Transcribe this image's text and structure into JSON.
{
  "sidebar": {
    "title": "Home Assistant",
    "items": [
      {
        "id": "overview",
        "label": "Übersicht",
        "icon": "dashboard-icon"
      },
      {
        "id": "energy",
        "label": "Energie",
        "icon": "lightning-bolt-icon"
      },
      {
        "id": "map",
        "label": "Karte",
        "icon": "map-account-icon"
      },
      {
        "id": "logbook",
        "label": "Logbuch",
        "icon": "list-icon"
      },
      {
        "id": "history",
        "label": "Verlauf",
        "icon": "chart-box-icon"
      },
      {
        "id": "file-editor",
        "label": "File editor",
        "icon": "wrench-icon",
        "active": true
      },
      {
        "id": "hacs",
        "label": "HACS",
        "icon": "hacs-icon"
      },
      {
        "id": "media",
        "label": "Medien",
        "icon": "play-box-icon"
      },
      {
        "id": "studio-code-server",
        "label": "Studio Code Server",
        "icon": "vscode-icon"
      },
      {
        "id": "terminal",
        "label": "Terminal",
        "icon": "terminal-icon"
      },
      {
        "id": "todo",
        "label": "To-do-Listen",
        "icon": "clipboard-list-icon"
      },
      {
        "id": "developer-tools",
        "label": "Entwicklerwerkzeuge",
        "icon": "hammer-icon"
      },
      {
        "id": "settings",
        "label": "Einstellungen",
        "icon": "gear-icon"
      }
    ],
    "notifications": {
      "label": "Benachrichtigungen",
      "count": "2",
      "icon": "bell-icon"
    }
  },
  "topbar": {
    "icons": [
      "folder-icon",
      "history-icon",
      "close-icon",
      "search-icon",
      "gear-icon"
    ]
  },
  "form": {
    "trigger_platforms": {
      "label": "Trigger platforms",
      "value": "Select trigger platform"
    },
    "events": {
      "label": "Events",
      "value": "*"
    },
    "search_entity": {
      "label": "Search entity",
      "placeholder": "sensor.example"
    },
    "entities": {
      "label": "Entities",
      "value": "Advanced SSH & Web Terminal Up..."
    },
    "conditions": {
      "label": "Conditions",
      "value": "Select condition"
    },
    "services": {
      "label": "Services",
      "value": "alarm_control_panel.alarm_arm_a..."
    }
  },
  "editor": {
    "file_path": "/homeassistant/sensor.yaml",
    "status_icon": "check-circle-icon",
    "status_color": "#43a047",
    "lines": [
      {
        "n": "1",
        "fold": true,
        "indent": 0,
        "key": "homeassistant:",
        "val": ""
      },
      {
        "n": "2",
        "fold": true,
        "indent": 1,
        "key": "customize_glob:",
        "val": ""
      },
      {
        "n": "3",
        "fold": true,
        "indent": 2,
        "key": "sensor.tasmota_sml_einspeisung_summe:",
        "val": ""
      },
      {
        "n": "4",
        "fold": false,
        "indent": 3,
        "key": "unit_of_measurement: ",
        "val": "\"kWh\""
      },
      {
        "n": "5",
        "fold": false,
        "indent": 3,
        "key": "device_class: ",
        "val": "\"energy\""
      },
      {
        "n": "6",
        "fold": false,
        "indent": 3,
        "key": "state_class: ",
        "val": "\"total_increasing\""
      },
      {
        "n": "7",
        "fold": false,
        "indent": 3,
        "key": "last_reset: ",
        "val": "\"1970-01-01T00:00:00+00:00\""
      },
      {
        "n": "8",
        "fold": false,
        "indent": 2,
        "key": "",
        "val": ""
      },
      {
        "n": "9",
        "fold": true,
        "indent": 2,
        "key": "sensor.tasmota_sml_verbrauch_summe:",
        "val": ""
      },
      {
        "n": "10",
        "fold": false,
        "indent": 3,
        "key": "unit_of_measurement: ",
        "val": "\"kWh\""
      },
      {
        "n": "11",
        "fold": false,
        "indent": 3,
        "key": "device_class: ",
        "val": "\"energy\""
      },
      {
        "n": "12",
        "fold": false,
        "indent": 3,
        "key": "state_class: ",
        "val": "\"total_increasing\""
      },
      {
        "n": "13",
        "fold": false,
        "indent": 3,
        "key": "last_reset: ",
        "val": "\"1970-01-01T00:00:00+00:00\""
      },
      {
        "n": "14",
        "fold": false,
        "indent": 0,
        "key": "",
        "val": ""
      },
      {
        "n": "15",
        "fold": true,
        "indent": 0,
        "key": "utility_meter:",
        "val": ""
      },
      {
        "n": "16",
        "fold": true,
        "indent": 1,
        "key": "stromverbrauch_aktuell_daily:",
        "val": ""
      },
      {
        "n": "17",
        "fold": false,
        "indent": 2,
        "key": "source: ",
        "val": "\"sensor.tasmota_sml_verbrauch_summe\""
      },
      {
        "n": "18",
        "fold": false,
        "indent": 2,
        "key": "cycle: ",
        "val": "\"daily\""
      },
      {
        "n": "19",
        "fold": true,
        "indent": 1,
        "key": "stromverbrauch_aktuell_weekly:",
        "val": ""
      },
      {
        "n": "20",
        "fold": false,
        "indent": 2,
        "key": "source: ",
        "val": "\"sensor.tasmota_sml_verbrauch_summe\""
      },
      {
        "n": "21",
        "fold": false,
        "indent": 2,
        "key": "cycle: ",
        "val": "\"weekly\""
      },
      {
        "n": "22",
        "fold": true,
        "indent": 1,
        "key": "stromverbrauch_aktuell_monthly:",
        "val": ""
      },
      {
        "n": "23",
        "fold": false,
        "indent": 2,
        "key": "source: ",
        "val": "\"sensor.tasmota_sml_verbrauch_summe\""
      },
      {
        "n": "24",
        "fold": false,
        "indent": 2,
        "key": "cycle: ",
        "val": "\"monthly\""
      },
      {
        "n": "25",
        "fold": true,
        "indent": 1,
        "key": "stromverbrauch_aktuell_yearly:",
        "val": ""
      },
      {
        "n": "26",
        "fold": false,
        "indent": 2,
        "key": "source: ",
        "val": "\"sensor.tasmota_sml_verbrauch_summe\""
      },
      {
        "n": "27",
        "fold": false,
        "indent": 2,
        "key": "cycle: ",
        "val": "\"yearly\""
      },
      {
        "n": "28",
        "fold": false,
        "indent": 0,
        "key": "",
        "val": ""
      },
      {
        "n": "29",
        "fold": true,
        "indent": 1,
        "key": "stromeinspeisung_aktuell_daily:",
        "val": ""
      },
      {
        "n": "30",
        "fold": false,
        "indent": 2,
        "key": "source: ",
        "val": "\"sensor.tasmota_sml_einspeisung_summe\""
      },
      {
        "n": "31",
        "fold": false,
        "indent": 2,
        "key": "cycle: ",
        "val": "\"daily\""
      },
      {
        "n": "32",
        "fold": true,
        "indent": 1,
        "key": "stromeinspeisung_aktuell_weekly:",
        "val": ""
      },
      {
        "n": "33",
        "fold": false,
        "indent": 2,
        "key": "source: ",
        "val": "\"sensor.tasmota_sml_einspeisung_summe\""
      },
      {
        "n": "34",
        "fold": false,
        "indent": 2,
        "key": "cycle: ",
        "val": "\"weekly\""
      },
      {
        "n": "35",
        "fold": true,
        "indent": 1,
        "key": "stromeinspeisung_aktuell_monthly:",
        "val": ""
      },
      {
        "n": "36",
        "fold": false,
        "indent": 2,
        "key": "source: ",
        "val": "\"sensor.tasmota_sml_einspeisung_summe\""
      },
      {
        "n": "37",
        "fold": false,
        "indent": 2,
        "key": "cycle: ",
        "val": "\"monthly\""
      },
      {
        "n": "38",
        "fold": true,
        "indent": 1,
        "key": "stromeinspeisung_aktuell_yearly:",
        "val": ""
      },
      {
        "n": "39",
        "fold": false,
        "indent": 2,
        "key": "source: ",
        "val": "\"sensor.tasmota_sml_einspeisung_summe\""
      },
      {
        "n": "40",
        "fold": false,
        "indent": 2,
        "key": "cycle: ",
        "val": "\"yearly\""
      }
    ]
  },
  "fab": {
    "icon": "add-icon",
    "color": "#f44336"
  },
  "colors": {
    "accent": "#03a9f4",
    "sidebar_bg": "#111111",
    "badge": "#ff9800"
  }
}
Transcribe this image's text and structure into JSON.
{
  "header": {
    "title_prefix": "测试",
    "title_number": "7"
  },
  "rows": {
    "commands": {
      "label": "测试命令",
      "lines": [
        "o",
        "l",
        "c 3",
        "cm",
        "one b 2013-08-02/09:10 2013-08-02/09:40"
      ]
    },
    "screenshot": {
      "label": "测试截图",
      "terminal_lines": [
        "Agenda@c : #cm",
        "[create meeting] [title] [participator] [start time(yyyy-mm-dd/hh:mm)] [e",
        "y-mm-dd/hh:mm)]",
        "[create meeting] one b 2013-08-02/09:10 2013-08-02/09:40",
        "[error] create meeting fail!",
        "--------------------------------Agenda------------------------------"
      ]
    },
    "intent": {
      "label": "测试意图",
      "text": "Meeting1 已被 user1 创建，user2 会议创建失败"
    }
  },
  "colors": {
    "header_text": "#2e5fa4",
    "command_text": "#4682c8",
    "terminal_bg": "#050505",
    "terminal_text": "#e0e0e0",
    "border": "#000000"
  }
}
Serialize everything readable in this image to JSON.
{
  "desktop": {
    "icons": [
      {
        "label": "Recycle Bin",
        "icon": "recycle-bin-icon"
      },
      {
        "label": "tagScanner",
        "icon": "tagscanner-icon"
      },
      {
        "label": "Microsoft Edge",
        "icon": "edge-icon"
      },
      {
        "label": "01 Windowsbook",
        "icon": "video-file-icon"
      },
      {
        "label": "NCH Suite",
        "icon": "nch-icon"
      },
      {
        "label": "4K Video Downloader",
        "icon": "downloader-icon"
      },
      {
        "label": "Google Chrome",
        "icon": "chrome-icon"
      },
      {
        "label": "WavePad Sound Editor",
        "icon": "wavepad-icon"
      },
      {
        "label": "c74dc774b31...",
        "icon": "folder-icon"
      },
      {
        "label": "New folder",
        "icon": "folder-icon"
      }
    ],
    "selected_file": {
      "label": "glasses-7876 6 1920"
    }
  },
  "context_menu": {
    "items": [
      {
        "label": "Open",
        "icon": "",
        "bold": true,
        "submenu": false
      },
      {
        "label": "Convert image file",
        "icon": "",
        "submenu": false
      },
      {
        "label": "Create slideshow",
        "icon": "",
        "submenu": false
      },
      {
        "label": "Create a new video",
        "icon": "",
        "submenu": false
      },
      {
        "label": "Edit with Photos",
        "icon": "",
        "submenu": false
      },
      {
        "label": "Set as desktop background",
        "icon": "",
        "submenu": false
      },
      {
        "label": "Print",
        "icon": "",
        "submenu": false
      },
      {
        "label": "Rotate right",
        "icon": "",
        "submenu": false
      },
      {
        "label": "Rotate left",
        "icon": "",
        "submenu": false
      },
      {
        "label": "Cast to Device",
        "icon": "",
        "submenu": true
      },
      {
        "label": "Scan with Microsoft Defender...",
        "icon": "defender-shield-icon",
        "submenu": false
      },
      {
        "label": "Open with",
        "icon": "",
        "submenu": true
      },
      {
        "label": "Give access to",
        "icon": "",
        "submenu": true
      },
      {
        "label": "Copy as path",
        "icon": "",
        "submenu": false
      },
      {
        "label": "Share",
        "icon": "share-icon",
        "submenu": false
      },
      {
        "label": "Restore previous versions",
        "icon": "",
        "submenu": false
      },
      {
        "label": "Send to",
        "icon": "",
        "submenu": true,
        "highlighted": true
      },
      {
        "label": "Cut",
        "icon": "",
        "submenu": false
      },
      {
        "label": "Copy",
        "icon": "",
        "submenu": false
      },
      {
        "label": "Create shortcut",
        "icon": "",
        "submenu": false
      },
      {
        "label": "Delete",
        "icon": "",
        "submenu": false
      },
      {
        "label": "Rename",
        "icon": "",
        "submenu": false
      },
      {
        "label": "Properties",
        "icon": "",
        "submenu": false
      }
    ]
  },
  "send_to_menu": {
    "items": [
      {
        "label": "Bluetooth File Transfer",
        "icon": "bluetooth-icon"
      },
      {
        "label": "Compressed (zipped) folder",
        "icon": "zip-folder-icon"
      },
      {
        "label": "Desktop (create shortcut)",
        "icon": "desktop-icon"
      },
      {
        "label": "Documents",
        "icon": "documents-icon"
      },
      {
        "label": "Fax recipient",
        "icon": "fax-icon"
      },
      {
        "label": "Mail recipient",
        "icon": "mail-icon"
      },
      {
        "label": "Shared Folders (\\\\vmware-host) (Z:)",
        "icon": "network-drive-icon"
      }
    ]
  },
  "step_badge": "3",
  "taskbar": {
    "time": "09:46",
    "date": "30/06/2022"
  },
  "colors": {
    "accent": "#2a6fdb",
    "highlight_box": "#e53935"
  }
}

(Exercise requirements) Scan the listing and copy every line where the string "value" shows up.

(Exercise response)
      "value": "Select trigger platform"
      "value": "*"
      "value": "Advanced SSH & Web Terminal Up..."
      "value": "Select condition"
      "value": "alarm_control_panel.alarm_arm_a..."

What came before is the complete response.